- Recently there has been a re-think on the use of nuclear energy in Japan. Now a target of 10-15 percent for nuclear by 2030 has been mooted, one of the sources said, down from 20-22 percent under current policy (i.e. post Fukushima). Compare this to the projections before Fukushima: nuclear supplied about 30 percent of Japan's electricity needs and the energy plans envisaged increasing that to about 50 percent. Renewable energy, incl. wind and sun will replace nuclear, but also the use of coal is expected to grow (Reuters).
- A great and upbeat article in the Nikkei about the Maglev train that is to run between Tokyo and Nagoya / Osaka. The Japanese government and Central Japan Railway may launch high-speed maglev train service between Tokyo and Osaka as much as 8 years earlier than the initial 2045 target date. The planned Linear Chuo Shinkansen bullet train will connect Tokyo to Nagoya in 40 minutes, and the capital to Osaka in just 67 minutes. The first leg of the magnetic-levitation line is already under construction and is expected to start running in 2027. This is how we know Japan!
- https://www.youtube.com/watch?v=ikI0F7wVomo, incl. full speech by President Obama in Hiroshima.
- A collection of pictures of the G7 meeting: http://www.theguardian.com/world/gallery/2016/may/26/g7-summit-opens-in-japan-in-pictures

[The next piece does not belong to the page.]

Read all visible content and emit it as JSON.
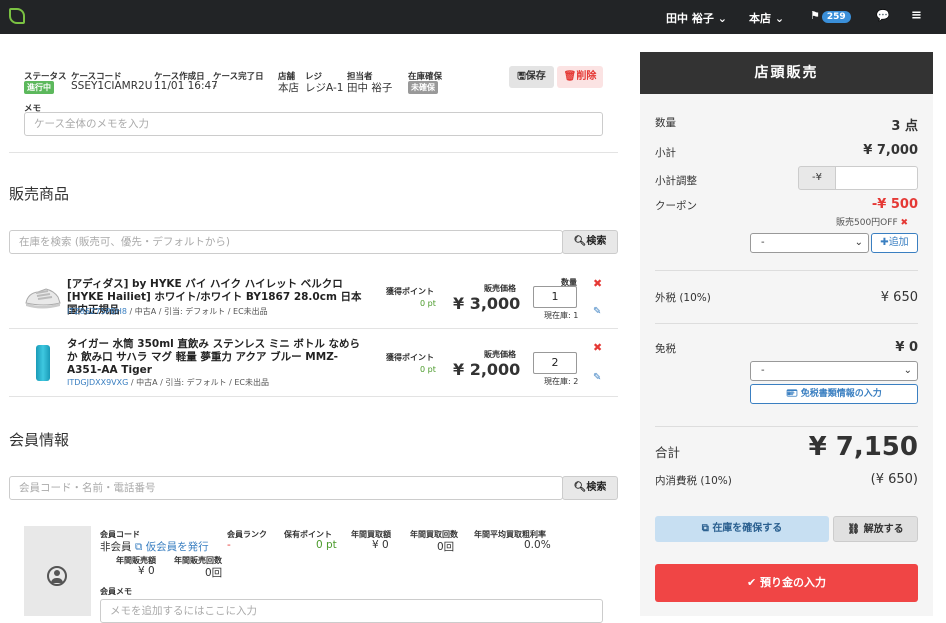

- The Financial Times presented a full picture on Japan’s economy. Very useful (attachment).